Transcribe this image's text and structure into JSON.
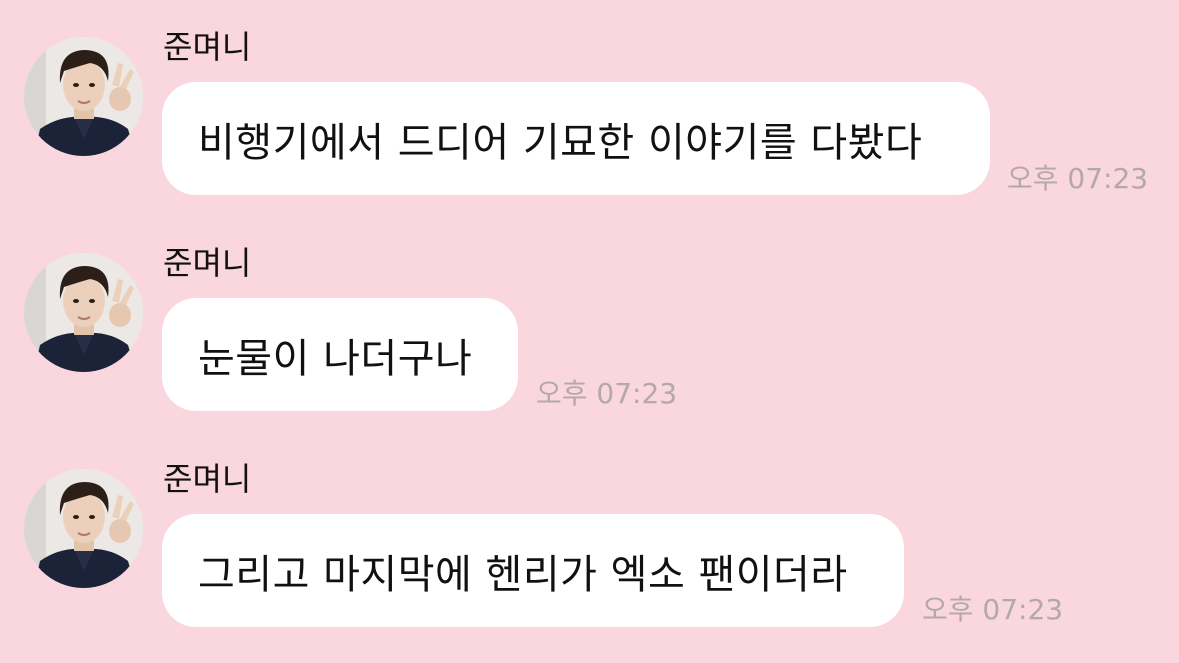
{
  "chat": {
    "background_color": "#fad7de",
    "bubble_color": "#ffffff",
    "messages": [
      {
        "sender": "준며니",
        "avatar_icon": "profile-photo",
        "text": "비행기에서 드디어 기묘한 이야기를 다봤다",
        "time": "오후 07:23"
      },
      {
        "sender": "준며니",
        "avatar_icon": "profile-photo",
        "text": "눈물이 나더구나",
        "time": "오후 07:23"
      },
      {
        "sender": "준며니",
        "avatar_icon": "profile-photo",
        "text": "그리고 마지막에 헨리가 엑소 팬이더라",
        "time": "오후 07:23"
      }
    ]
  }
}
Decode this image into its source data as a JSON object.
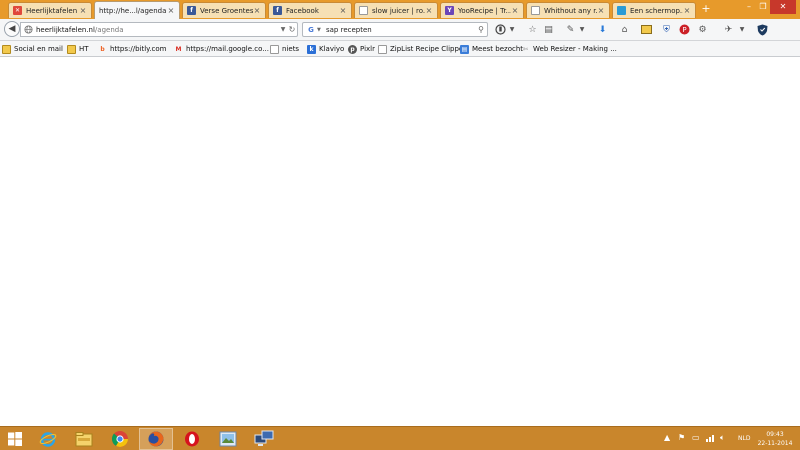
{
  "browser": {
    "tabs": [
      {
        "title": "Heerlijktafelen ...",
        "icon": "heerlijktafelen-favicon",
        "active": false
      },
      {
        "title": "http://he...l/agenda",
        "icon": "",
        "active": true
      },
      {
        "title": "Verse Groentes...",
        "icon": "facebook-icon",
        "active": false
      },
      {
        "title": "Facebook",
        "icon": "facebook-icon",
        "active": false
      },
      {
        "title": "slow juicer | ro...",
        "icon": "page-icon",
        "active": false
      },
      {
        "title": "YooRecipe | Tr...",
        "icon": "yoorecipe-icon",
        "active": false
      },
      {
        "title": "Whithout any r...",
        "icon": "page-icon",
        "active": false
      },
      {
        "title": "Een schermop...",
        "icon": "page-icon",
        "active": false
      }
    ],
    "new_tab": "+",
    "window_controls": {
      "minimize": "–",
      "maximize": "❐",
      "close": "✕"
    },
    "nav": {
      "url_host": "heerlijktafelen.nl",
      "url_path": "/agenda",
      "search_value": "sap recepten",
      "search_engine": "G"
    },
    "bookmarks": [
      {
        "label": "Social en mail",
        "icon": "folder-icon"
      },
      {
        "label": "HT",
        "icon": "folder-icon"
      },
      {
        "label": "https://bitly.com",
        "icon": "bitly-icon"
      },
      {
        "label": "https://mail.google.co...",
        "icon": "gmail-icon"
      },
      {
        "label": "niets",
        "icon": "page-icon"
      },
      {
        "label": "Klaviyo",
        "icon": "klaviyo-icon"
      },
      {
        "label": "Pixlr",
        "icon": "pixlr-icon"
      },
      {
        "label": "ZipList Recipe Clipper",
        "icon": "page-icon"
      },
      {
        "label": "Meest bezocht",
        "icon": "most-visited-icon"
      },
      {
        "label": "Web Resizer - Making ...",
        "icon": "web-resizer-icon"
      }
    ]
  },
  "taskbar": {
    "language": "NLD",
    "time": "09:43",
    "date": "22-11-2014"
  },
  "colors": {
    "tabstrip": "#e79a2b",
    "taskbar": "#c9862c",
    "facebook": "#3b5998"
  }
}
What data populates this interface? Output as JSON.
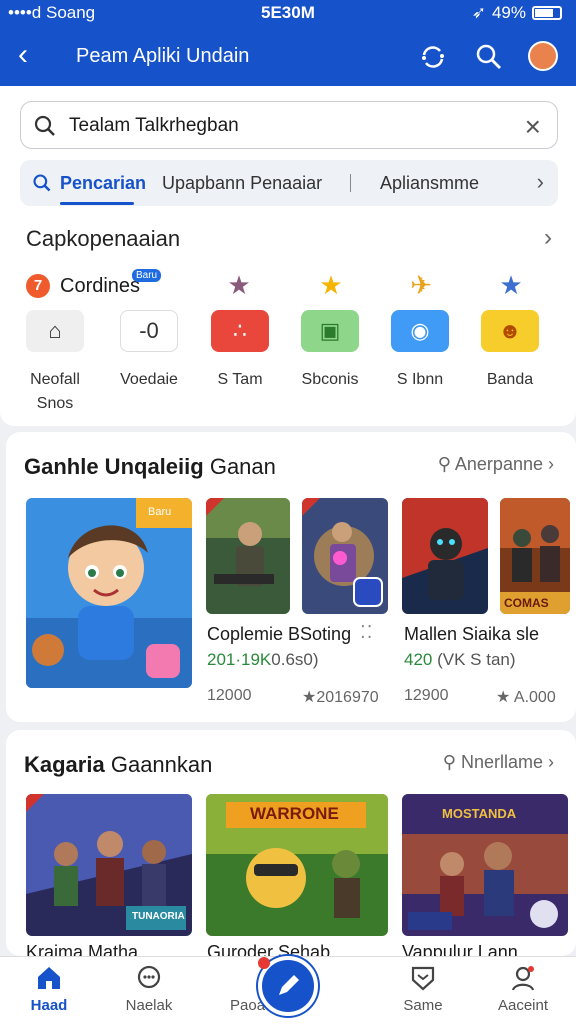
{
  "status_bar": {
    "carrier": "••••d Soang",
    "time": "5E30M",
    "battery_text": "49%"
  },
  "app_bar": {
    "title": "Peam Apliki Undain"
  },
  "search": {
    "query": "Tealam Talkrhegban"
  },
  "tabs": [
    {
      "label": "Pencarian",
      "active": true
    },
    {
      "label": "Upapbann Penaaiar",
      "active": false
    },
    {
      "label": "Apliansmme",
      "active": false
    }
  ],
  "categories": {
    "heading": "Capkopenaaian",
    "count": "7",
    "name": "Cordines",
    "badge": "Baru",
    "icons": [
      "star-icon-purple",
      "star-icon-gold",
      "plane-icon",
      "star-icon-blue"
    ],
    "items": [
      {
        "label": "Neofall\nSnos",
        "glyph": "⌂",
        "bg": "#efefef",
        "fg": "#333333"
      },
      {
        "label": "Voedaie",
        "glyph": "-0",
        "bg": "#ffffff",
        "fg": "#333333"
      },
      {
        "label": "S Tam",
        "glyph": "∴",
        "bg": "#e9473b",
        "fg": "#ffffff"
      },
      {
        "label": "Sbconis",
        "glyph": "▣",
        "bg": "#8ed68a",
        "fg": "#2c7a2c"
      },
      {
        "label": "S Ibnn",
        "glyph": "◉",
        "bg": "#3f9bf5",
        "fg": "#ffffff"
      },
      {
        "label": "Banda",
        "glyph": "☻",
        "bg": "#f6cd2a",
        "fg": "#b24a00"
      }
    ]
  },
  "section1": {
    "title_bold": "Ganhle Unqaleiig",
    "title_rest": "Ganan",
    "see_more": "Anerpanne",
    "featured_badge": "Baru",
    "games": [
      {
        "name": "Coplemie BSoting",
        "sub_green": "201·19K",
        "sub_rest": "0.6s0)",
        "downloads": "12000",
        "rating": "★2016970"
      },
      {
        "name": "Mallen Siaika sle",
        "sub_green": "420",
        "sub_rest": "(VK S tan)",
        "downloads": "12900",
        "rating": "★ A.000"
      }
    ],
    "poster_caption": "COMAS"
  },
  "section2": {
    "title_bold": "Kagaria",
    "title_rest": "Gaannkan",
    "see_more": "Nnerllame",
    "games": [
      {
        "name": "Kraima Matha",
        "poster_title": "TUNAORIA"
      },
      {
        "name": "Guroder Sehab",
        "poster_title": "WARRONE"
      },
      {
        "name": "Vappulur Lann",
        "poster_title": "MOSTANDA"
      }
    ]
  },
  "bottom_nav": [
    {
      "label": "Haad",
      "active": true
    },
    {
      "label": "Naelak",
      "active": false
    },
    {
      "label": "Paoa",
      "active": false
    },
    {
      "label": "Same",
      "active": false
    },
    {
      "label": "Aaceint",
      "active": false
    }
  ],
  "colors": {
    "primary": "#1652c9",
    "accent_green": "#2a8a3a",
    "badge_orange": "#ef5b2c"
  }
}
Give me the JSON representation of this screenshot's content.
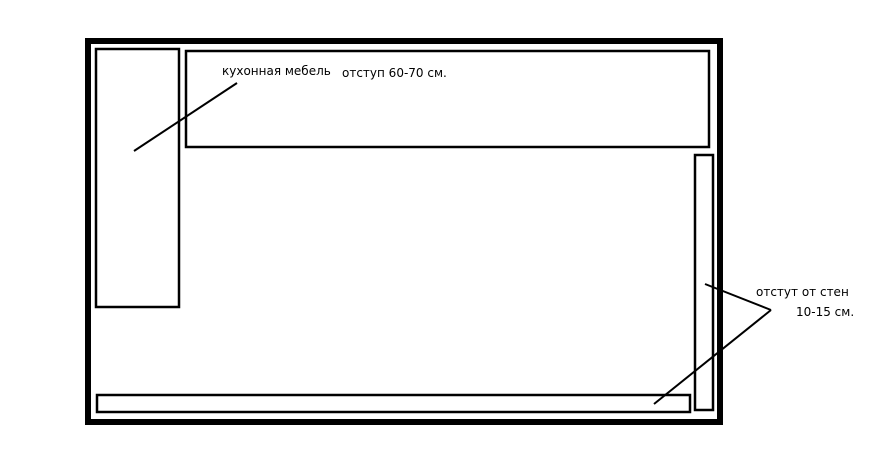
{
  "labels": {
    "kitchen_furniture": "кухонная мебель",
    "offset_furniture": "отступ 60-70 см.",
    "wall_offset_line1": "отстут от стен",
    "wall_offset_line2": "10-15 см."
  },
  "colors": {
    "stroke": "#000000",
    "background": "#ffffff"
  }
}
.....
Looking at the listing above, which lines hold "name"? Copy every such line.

EXERCISE RESULT:
    "name": "Cordines",
        "name": "Coplemie BSoting",
        "name": "Mallen Siaika sle",
        "name": "Kraima Matha",
        "name": "Guroder Sehab",
        "name": "Vappulur Lann",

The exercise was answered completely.